Hopefully, your reading of My Name is Asher Lev and your reflections upon the various views embodied in the novel can shed some light on this question. Perhaps you’ll add your own answer to the list above and further the conversation.
For Further Reading
Cameron J. Anderson, The Faithful Artist: A Vision for Evangelicalism and the Arts (Downers Grove, IL: IVP Academic, 2016).
William A. Dyrness, Visual Faith: Art, Theology, and Worship in Dialogue (Grand Rapids, MI: Baker Academic, 2001).
Cynthia Freeland, But Is It Art? An Introduction to Art Theory (Oxford: Oxford University Press, 2002).
Makoto Fujimura, Art and Faith: A Theology of Making (New Haven, CT: Yale University Press, 2021).
Darren Hudson Hick, Introducing Aesthetics and the Philosophy of Art, 2nd ed. (London: Bloomsbury Academic, 2017).
Bence Nanay, Aesthetics: A Very Short Introduction (Oxford: Oxford University Press, 2020).
Calvin Seerveld, Rainbows for the Fallen World: Aesthetic Life and Artistic Task (Toronto: Tuppence Press, 1980).
Nicholas Wolterstorff, Art in Action: Toward a Christian Aesthetic (Grand Rapids, MI: Eerdmans, 1996).
 David Hume, “Of the Standard of Taste,” in Steven M. Cahn and Aaron Meskin, eds., Aesthetics: A Comprehensive Anthology (Oxford: Blackwell, 2008), 109.
 Jeremy S. Begbie, “Beauty, Sentimentality and the Arts,” in The Beauty of God: Theology and the Arts, eds. Daniel J. Treier, Mark Husbands, and Roger Lundin (Downers Grove, IL: IVP Academic, 2007), 47.
 Plato, The Republic, ed. Andrea Tschemplik, trans.
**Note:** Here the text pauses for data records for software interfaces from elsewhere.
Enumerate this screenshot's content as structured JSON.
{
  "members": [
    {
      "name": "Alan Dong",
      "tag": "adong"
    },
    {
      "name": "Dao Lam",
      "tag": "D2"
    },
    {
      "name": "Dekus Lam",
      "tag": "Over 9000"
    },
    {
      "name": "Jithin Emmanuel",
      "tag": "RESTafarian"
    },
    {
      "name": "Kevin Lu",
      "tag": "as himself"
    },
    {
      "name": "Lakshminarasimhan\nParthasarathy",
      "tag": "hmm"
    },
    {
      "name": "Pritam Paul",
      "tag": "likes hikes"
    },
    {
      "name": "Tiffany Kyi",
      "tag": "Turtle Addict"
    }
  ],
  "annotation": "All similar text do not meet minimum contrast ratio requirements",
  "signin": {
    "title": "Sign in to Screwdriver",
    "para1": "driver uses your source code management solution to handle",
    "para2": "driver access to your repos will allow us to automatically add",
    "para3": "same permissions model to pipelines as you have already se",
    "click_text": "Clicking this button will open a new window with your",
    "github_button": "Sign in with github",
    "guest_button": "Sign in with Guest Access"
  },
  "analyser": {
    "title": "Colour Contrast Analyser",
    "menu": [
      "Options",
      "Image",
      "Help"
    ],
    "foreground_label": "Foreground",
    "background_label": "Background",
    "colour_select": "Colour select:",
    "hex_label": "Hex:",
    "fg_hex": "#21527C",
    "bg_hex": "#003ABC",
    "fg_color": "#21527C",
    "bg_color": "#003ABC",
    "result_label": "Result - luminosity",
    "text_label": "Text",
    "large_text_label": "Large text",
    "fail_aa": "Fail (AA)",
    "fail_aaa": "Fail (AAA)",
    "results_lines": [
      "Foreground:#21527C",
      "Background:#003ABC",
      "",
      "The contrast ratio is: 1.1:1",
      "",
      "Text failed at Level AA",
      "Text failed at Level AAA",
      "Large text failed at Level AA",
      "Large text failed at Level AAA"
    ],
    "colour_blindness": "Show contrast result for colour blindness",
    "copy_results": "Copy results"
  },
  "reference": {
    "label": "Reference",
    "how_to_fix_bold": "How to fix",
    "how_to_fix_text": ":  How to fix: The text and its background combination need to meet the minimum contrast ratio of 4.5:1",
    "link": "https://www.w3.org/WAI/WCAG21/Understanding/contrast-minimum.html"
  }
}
John Llewelyn Davies and David James Vaughn (Lanham, MD: Rowman & Littlefield, 2006), Book X, 602b.
 Plato, The Republic, Book X, 597e.
 Plato, The Republic, Book X, 607a. The fact that Asher sometimes doesn’t know what he is doing when he is drawing – for example, his drawing of Stalin (100) and his drawing of the Rebbe’s face in the Chumash (123)– points to another aspect of a Platonic theory of art according to which artists make only by being “inspired” or “possessed” by the divine (see Ion, 534a).
 John Calvin, Institutes of the Christian Religion (Philadelphia: The Westminster Press, 1960), 112, 1.11.12. In the same section, Calvin notes that arts such as painting and sculpture are “gifts of God.”
 Calvin Seerveld, “The Biblical Charter for Artistic Activity in a Christian Community,” in Rainbows for the Fallen World (Toronto: Tuppence Press, 1980), 27.
 Nicholas Wolterstorff, Art in Action: Toward a Christian Aesthetic (Grand Rapids, MI: Eerdmans, 1996), 77.
 Makoto Fujimura, Art and Faith: A Theology of Making (New Haven, CT: Yale University Press, 2020), 4.
 W. K. Wimsatt and Monroe Beardsley, “The Intentional Fallacy,” in Aesthetics, 547.
 Monroe Beardsley, “The Inherent Values of Art,” in Aesthetics: Problems in the Philosophy of Criticism (New York: Harcourt, 1958), 582.
 Arthur Danto, “The Artworld,” in Aesthetics, 422.
 George Dickie, “What is Art? An Institutional Analysis,” in Aesthetics, 431.
 Third Earl of Shaftesbury, Characteristics of Men, Manners, Opinions, Times, in Aesthetics, 86.
 Immanuel Kant, Critique of Judgement, in Aesthetics, 132.
 Wolterstorff, Art in Action, 24.
 R.G. Collingwood, The Principles of Art in Aesthetics, 284.
 Leo Tolstoy, What is Art? in Aesthetics, 236.
 Clive Bell, Art in Aesthetics, 262.
 Plato, The Republic, Book X, 607a.
 Tom Wolfe, “The Worship of Art: Notes on the New God,” in Philosophy of the Visual Arts, ed. Philip Alperson (Oxford: OUP, 1992), 359.Back to Essays Next - Chaim Potok: Author, Rabbi, Questioner